  • Reviewing the potential outcomes of the emergency
  • Reviewing the outcome of any response actions
  • Use of Incident Management System for maintaining an overview of an incident

Taking Effective Action

  • Development and execution of the incident response plan
  • Establishing priorities and taking appropriate actions in a timely manner
  • Using appropriate resources
  • Co-ordinating and directing emergency response teams
  • Maintaining safety of deployed personnel
  • Implementing the correct level of response
  • Maintaining control by continually monitoring events and taking appropriate action
  • Implementing company ERP, company procedures and operations manuals

Maintaining Communications

  • Communicating essential updates effectively
  • Maintaining a positive attitude
  • Promoting a common understanding of the situation amongst the emergency management and response teams
  • Using the public address system
  • Identifying and utilizing alternative means of communication
  • Keeping appropriate agencies informed in accordance with local arrangements, guidance documents and legislation
  • Effective communication with offsite resources
  • Effective communication with the on-call duty manager
  • Ensuring effective EMT use of the Information Management System
  • Holding team briefings/timeouts
  • Maintaining an accurate record of key events and communications.

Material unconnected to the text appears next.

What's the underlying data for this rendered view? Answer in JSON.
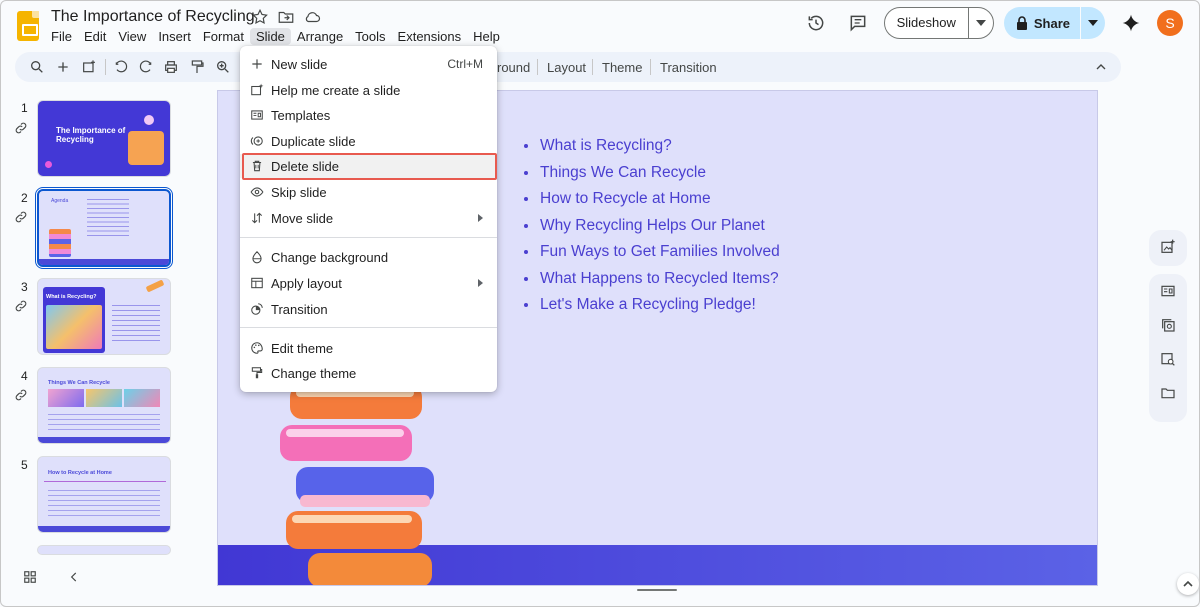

Delegating Authority

  • Effective delegation of duties during emergencies, in accordance with company ERP
  • Ensuring delegated responsibilities and tasks are understood
  • Effective communication skills for maintaining incident management team morale
  • Guiding the incident management team while maintaining an appropriate degree of detachment
  • Obtaining feedback on outcome of delegated tasks

Managing Self and Team

  • Allowing information flow from EMT while maintaining control
  • Appropriate body language when managing an emergency
  • Providing physical and moral support
  • Monitoring safe working practices
  • Recognizing strengths and weaknesses within the team
  • Maintaining an appropriate degree of detachment
  • Recognizing any deterioration in personal performance
  • Recognizing any deterioration in the performance of others
  • Removing stressed personnel from critical tasks and reallocating those tasks
  • Delegating personal tasks if workload becomes excessive and time management difficult
  • Reviewing the plan and reassessing the entire situation

Incident Briefing and Time-out Performa

  • Which team member(s) required from the Incident Management Organization Chart
  • The PM/IC must properly demonstrate the implementation of - Incident Current Situation, Incident Current Response, Incident Potential or Escalation, Incident Plan, and Stakeholder Management

Disclaimer: For general information purpose only - please check with OPITO for latest and accurate information

Last Updated: March 17, 2021